*** Opening Supplied data ***

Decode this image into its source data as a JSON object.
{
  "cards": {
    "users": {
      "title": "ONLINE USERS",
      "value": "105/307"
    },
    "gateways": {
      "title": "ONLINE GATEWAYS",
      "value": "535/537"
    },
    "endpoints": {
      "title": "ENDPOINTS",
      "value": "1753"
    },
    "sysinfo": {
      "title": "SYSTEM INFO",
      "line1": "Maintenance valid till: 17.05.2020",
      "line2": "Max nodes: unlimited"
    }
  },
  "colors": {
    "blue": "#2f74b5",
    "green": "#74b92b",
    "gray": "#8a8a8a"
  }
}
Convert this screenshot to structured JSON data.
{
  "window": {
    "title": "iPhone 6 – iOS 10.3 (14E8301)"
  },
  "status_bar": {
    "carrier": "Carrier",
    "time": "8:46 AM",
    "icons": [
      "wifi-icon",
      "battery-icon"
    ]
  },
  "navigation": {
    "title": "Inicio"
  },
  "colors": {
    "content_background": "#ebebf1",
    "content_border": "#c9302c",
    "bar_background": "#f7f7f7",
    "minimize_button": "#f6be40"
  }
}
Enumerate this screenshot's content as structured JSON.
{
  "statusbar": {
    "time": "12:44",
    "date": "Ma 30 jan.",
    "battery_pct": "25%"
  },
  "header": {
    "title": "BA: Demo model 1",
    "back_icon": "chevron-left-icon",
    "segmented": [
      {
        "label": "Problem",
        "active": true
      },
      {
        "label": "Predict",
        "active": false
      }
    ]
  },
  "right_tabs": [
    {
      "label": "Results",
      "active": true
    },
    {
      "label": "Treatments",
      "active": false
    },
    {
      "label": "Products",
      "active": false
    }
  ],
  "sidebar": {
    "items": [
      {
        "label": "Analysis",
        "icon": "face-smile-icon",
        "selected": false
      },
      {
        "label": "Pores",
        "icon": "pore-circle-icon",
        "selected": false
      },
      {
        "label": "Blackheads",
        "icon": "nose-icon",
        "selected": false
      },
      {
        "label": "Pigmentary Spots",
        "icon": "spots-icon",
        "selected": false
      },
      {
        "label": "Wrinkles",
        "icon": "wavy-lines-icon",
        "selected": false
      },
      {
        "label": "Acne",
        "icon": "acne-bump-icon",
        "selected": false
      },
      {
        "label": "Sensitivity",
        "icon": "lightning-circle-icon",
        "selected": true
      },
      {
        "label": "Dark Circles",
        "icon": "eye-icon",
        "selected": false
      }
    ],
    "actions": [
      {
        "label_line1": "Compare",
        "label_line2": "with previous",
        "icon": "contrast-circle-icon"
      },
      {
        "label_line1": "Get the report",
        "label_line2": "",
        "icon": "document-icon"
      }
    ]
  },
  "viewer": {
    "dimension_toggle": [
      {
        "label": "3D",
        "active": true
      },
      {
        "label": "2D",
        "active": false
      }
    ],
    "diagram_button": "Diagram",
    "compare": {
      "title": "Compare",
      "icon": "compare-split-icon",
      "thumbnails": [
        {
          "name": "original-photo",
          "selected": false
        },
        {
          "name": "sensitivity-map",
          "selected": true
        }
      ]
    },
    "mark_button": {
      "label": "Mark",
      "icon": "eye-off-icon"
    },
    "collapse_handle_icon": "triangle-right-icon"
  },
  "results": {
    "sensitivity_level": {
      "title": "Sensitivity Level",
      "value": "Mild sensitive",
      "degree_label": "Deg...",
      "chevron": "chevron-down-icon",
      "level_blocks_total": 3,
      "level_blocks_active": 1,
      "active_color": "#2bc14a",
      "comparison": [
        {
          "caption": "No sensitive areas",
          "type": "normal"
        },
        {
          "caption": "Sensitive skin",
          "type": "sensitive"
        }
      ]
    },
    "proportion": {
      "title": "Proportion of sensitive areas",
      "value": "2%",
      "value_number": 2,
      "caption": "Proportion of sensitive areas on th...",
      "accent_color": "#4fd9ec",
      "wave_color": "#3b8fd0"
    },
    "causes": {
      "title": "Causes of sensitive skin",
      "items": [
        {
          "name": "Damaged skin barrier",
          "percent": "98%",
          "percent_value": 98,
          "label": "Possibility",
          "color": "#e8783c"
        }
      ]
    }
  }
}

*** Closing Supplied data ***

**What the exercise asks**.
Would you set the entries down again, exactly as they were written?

**Exercise solution**.
Decode this image into its source data as a JSON object.
{
  "cards": {
    "users": {
      "title": "ONLINE USERS",
      "value": "105/307"
    },
    "gateways": {
      "title": "ONLINE GATEWAYS",
      "value": "535/537"
    },
    "endpoints": {
      "title": "ENDPOINTS",
      "value": "1753"
    },
    "sysinfo": {
      "title": "SYSTEM INFO",
      "line1": "Maintenance valid till: 17.05.2020",
      "line2": "Max nodes: unlimited"
    }
  },
  "colors": {
    "blue": "#2f74b5",
    "green": "#74b92b",
    "gray": "#8a8a8a"
  }
}
Convert this screenshot to structured JSON data.
{
  "window": {
    "title": "iPhone 6 – iOS 10.3 (14E8301)"
  },
  "status_bar": {
    "carrier": "Carrier",
    "time": "8:46 AM",
    "icons": [
      "wifi-icon",
      "battery-icon"
    ]
  },
  "navigation": {
    "title": "Inicio"
  },
  "colors": {
    "content_background": "#ebebf1",
    "content_border": "#c9302c",
    "bar_background": "#f7f7f7",
    "minimize_button": "#f6be40"
  }
}
Enumerate this screenshot's content as structured JSON.
{
  "statusbar": {
    "time": "12:44",
    "date": "Ma 30 jan.",
    "battery_pct": "25%"
  },
  "header": {
    "title": "BA: Demo model 1",
    "back_icon": "chevron-left-icon",
    "segmented": [
      {
        "label": "Problem",
        "active": true
      },
      {
        "label": "Predict",
        "active": false
      }
    ]
  },
  "right_tabs": [
    {
      "label": "Results",
      "active": true
    },
    {
      "label": "Treatments",
      "active": false
    },
    {
      "label": "Products",
      "active": false
    }
  ],
  "sidebar": {
    "items": [
      {
        "label": "Analysis",
        "icon": "face-smile-icon",
        "selected": false
      },
      {
        "label": "Pores",
        "icon": "pore-circle-icon",
        "selected": false
      },
      {
        "label": "Blackheads",
        "icon": "nose-icon",
        "selected": false
      },
      {
        "label": "Pigmentary Spots",
        "icon": "spots-icon",
        "selected": false
      },
      {
        "label": "Wrinkles",
        "icon": "wavy-lines-icon",
        "selected": false
      },
      {
        "label": "Acne",
        "icon": "acne-bump-icon",
        "selected": false
      },
      {
        "label": "Sensitivity",
        "icon": "lightning-circle-icon",
        "selected": true
      },
      {
        "label": "Dark Circles",
        "icon": "eye-icon",
        "selected": false
      }
    ],
    "actions": [
      {
        "label_line1": "Compare",
        "label_line2": "with previous",
        "icon": "contrast-circle-icon"
      },
      {
        "label_line1": "Get the report",
        "label_line2": "",
        "icon": "document-icon"
      }
    ]
  },
  "viewer": {
    "dimension_toggle": [
      {
        "label": "3D",
        "active": true
      },
      {
        "label": "2D",
        "active": false
      }
    ],
    "diagram_button": "Diagram",
    "compare": {
      "title": "Compare",
      "icon": "compare-split-icon",
      "thumbnails": [
        {
          "name": "original-photo",
          "selected": false
        },
        {
          "name": "sensitivity-map",
          "selected": true
        }
      ]
    },
    "mark_button": {
      "label": "Mark",
      "icon": "eye-off-icon"
    },
    "collapse_handle_icon": "triangle-right-icon"
  },
  "results": {
    "sensitivity_level": {
      "title": "Sensitivity Level",
      "value": "Mild sensitive",
      "degree_label": "Deg...",
      "chevron": "chevron-down-icon",
      "level_blocks_total": 3,
      "level_blocks_active": 1,
      "active_color": "#2bc14a",
      "comparison": [
        {
          "caption": "No sensitive areas",
          "type": "normal"
        },
        {
          "caption": "Sensitive skin",
          "type": "sensitive"
        }
      ]
    },
    "proportion": {
      "title": "Proportion of sensitive areas",
      "value": "2%",
      "value_number": 2,
      "caption": "Proportion of sensitive areas on th...",
      "accent_color": "#4fd9ec",
      "wave_color": "#3b8fd0"
    },
    "causes": {
      "title": "Causes of sensitive skin",
      "items": [
        {
          "name": "Damaged skin barrier",
          "percent": "98%",
          "percent_value": 98,
          "label": "Possibility",
          "color": "#e8783c"
        }
      ]
    }
  }
}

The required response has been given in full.